We could push this notion a step further, which I do now mostly for the sake of argument. We could say that M is rather well provided for. Its structural position is inevitable. It can invent without regard for popular taste. It can speak to very small audiences and even merely to itself. In an egoistic, individualistic society, many people want this liberty, only M gets to have it. Indeed, it looks as if M are the classic beneficiaries of an avant-garde model. The deal here has always been poverty (or at least an insufficiency of goods) in exchange for freedom and a superfluidity of currency. Even when an avant-garde artist is not very good or productive, s/he has a robust cultural capital and the right to sneer. In the history of the West, fierce contests have been fought over the right to sneer, the right to claim status. To think that, in our moment, it comes merely from a subfluidity of goods is well, perhaps not such a bad deal, after all.
Let us push the argument one more step. We could say that when the MSP and the M interact as they do, they create a division of cultural labor. The M creates cultural innovation, the “new, for the mainstream. (It is another and relatively unexplored question why the mainstream should be so dependent on the “new, but it is.) The MSP act as conduits here, capturing the “new and, with appropriate and progressive modification, passing it along to the mainstream. Like any trans-shipper, they chip off some of the value they are helping to distribute. This division of labor pays out in two quite different ways. The M is paid for their trouble in “currency, the MSP is paid for their trouble in value that is more tangible but not obviously more valuable. This is one of the ways cultural capital and economic capital meet and doe-see-doe in the economies of a capitalist society.
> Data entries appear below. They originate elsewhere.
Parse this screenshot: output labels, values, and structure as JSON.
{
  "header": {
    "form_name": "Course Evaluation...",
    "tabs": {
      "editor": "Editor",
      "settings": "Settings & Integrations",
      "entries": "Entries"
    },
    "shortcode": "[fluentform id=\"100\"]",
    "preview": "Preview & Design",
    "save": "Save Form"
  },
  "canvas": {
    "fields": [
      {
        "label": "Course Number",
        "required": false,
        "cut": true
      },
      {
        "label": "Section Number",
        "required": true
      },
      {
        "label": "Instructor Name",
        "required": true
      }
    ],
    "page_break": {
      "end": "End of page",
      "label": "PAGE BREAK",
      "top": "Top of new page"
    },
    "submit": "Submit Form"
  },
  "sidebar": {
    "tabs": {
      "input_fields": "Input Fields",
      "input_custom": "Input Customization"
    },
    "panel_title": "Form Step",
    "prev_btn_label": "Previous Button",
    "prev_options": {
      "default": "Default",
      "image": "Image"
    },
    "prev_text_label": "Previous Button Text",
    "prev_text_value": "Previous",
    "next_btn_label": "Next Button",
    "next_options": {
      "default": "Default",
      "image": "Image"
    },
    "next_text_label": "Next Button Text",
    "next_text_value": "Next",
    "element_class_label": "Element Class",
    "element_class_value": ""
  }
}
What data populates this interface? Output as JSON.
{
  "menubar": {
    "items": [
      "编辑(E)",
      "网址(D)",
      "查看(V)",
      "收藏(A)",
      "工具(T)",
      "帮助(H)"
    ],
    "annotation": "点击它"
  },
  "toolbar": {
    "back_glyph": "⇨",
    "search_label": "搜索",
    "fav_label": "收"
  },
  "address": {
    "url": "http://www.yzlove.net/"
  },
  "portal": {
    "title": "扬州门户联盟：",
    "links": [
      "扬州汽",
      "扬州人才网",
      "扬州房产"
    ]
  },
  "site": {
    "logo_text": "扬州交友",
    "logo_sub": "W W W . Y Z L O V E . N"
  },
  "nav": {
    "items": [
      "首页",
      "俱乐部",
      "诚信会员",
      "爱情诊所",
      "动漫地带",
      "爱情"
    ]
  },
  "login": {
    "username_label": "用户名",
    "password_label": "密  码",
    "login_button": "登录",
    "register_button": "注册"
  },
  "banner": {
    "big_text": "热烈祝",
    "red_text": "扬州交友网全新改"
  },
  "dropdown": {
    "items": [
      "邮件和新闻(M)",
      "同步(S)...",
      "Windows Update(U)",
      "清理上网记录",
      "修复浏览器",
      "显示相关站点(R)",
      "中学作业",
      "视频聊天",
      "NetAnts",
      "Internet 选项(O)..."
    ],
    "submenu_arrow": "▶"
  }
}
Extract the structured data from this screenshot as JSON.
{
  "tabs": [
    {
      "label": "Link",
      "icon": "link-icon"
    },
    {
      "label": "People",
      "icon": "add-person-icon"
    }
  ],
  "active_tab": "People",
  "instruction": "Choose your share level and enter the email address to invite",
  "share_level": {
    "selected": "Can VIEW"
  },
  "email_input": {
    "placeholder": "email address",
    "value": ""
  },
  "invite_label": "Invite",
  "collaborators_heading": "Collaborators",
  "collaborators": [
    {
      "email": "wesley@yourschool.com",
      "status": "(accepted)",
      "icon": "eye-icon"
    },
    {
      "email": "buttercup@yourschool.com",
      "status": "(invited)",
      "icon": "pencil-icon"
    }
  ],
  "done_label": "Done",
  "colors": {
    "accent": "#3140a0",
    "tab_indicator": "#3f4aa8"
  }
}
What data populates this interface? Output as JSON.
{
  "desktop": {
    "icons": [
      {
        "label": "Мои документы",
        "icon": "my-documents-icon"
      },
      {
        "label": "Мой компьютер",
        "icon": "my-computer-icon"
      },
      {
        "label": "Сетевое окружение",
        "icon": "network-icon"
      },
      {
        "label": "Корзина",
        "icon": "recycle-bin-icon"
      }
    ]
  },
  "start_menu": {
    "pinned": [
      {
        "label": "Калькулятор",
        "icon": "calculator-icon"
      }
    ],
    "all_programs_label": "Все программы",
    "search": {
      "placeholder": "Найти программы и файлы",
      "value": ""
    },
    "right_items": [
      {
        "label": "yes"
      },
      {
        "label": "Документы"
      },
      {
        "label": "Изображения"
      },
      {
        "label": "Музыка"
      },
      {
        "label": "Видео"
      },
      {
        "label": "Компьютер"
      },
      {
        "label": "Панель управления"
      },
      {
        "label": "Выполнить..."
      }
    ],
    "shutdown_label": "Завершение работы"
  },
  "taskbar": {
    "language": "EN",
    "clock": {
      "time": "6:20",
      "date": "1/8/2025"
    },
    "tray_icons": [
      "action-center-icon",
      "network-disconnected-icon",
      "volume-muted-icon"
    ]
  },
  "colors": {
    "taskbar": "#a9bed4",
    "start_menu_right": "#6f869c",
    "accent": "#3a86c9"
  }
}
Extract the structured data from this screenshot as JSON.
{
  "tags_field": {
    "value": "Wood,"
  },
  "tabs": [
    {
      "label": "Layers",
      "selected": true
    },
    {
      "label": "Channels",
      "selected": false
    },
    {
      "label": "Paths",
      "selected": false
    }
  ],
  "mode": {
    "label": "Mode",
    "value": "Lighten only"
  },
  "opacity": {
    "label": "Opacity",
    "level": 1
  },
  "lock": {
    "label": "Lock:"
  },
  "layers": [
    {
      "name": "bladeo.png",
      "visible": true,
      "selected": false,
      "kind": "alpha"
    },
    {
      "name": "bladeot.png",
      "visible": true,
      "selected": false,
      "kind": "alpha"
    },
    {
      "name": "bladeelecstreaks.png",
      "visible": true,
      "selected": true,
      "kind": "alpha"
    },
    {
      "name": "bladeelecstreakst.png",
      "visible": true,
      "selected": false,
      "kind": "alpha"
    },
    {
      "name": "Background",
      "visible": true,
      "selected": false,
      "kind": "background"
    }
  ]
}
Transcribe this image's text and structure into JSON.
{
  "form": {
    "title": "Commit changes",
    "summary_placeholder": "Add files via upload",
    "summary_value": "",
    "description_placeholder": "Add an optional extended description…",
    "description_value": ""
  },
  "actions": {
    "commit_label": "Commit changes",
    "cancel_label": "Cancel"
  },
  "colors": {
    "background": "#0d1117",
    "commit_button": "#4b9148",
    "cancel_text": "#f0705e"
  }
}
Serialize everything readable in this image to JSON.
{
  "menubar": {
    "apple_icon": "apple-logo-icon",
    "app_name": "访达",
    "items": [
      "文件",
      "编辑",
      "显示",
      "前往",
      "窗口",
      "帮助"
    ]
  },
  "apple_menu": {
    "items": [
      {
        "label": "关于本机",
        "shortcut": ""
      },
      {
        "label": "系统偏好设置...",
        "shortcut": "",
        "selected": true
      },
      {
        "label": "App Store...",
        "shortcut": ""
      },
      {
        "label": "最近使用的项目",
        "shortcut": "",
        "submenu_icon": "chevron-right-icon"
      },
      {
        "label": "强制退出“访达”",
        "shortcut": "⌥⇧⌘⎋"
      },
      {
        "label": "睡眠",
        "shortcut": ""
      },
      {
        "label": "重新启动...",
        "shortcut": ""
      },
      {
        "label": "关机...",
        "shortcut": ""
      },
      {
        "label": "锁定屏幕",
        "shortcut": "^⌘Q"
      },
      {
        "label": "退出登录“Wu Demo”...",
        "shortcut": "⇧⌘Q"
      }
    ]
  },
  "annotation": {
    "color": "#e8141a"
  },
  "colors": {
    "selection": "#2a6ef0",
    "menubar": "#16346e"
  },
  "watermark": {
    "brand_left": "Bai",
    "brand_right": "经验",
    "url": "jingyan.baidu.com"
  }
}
Let us push the argument one last step. There is perhaps a division of symbolic labor at work as well. The MSP need the M to create the “new, to render the currency with which the economy, desire and especially the modernist and postmodernist self perpetuate themselves. And the M need the MSP and the mainstream in order to create an anti-new, a terra cognito, a center which in its turn creates an edge, a verge, a new. In this division of labor, the antagonists are mutually defining and the complaint in Frank and Mayer is not actually a complaint. It is an exercise in the process by which a modern and post modern cultures construct themselves out of the interaction, the contest, of disparate groups and conflicting projects.
Bourdieu, Pierre. 1990. In Other Words: Essays toward a reflexive sociology. Oxford: Polity.
Brooks, David. 2000. Bobos in paradise: The new upper class and how they got there. New York: Simon & Schuster.
Gladwell, Malcolm. 1997. The Coolhunt. The New Yorker. March 17, 1997: 78-88.
Frank, Thomas. 1997. The Conquest of Cool: Business Culture, Counterculture, and the Rise of Hip Consumerism. Chicago: University of Chicago Press.
Klein, Naomi. 2000. No logo: taking aim at the brand bullies. Toronto: A.A. Knopf .
Thorton, Sarah. 1996. Club Cultures: Music, media and subcultural capital. Hanover, N.H.: Wesleyan University Press.